If you have a history of bipolar disorder, schizophrenia, or any other psychotic episodes, you may be more at risk than the average woman to develop postpartum psychosis, but this doesn't mean that you will develop the disorder. It's just something you should be aware of.

Symptoms usually begin within several days of birth but can appear within the first month and, in very rare cases, within the first three months. Symptoms include:

The Good News: It can be treated with medication and intensive counseling.

It occurs in only 0.1% of women who give birth, so the chances of you getting it are low.

I've seen articles about postpartum OCD symptoms being called postpartum psychosis. This is quite upsetting to me. In postpartum OCD you have disturbing, intrusive thoughts, but you realize that they aren't real and you recognize that these thoughts are disturbing. In postpartum psychosis, you believe that those thoughts are real or believe that you need to act on them, that they are situations that have actually happened, and/or you aren't disturbed by these thoughts (and in some cases may think that they're a good idea). I've also seen articles that postpartum psychosis and postpartum depression are the same thing (such as when Andrea Yates, who had postpartum psychosis, was labeled as having postpartum depression). Be assured that they are not the same thing, and we hope that the media will one day figure that out.

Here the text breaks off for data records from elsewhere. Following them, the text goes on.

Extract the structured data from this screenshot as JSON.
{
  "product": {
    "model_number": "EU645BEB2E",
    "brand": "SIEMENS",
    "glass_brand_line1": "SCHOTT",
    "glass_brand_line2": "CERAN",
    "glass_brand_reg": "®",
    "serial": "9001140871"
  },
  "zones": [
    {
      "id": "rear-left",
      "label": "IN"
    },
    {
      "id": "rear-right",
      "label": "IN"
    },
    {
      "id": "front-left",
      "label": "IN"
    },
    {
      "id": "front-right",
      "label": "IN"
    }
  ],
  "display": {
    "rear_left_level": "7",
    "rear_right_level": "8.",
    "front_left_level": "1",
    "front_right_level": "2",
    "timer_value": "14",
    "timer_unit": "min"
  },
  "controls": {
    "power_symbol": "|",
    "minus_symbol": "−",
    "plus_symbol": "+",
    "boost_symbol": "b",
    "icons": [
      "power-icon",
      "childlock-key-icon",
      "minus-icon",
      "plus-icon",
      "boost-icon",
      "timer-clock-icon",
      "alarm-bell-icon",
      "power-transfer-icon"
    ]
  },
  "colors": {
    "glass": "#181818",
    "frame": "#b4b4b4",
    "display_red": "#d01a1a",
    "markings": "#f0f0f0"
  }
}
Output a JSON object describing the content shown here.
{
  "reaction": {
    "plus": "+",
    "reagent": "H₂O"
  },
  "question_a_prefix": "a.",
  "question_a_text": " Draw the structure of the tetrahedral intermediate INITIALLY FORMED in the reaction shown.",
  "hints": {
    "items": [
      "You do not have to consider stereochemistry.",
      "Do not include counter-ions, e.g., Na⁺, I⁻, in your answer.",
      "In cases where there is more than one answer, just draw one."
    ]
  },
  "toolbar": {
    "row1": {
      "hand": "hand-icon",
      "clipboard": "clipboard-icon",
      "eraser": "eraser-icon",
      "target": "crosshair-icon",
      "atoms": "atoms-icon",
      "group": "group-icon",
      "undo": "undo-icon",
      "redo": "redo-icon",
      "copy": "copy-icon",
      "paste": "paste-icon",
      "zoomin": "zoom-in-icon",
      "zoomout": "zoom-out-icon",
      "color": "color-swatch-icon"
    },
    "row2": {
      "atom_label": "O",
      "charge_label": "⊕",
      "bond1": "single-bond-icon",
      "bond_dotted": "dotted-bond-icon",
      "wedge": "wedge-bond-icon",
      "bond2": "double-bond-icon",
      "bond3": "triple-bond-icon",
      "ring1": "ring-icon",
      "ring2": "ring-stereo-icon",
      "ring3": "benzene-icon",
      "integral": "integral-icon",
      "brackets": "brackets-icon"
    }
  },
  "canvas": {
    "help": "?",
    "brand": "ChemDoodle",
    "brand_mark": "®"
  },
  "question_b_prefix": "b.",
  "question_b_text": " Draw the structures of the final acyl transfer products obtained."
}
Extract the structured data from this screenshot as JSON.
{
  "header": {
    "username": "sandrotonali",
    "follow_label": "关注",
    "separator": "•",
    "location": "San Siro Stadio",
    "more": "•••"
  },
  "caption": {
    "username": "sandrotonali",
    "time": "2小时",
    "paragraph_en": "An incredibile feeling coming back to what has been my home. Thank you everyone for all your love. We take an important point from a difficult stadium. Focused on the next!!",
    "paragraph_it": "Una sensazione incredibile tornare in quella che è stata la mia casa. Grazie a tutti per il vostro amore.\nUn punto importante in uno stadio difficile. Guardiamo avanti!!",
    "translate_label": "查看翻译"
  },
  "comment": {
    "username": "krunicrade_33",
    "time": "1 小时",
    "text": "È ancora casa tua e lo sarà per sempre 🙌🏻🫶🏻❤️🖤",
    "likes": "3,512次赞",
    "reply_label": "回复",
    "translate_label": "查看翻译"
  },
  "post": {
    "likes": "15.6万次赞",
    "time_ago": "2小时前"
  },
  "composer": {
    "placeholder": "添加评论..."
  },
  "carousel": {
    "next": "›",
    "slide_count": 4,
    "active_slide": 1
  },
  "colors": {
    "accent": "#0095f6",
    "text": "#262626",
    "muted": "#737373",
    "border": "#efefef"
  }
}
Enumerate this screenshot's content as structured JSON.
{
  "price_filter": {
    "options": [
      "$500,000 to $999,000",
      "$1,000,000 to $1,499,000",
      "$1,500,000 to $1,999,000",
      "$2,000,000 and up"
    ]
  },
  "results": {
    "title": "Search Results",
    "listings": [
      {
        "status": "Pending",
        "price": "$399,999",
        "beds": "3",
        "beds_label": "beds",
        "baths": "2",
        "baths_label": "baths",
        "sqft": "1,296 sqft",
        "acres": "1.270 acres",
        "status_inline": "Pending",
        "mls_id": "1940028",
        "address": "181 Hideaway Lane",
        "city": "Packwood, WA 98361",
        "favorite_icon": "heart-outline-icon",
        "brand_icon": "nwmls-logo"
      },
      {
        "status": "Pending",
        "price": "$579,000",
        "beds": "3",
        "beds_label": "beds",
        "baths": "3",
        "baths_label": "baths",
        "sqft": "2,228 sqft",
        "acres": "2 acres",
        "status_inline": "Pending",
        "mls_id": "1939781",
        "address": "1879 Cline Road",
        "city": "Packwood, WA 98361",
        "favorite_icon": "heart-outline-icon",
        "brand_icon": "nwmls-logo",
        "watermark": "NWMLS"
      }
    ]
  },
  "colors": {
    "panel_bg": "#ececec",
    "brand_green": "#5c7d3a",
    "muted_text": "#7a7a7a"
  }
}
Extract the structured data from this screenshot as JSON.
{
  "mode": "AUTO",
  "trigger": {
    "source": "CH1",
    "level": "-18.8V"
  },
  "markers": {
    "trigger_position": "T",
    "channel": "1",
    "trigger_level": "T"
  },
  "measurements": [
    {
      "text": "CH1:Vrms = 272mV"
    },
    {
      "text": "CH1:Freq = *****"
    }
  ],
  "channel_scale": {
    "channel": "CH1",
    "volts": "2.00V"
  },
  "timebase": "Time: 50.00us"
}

Sources:, Beyond the Blues by Shoshana S. Bennet and Pec Indman,,

The Truth About Pregnancy Symptoms

Postpartum_Recovery: Things to Know Before You Give Birth